On Tuesday, August 08, 2017 08:58:04 PM Ole Streicher wrote: > Diane Trout <di...@ghic.org> writes: > >> What I am opposing is the suggestion to install, in the near to > >> medium > >> term, a command of exactly the same name that has subtly similar but > >> incompatible behaviour, when that behaviour *already* has a command – > >> ‘python3’ – that is widely used by those who need it. > > > > my problem with that plan is all of the printed documentation saying to > > learn python, type "python". > > All *actual* printed documentation? Which refers to Python 3? Could you > give an example here? > > Otherwise, (if using a Python 2 book), one of the next steps would be > "print 'hello world'", and nothing would prevent from the horrible > experience that the book is outdated anyway. > > Sorry, I don't see the problem with "printed documentation".

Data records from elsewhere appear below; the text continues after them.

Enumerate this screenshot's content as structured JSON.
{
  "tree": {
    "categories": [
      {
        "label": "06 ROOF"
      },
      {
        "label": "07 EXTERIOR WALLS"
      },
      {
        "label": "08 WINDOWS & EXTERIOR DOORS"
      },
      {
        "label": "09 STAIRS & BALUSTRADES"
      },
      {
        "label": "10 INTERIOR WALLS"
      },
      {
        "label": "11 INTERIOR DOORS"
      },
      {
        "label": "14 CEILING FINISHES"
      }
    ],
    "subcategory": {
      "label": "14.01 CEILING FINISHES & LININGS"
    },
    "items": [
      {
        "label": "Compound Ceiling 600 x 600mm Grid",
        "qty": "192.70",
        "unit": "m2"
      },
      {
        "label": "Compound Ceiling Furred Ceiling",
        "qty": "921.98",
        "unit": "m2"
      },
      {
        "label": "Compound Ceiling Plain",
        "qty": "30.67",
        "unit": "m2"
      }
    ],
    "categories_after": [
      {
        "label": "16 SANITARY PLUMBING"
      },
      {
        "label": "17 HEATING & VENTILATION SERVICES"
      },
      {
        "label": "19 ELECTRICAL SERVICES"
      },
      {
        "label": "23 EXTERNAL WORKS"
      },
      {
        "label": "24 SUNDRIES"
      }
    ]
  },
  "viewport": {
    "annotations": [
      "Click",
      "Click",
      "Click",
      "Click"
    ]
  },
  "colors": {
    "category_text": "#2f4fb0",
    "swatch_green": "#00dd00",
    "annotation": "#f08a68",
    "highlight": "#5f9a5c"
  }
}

Having recently (late last year) searched for a beginner's Python book for one of my kids, I can tell you that current offers range between "Only a few people use Python 3, so you're better off ignoring this odd duck while you learn" to "Python 3 is the future, so you may as well start be learning the future rather than the past". I don't recall any current books that didn't at least acknowledge the existence of this Python 3 thing. Based on that (admittedly incomplete) survey, I think confusion about the existence of Python/Python 3 is a problem with current dead tree learning Python editions. If you're trying to learn something new with old documentation, I don't think it should be surprising there are a few bumps along the way. I agree. Scott K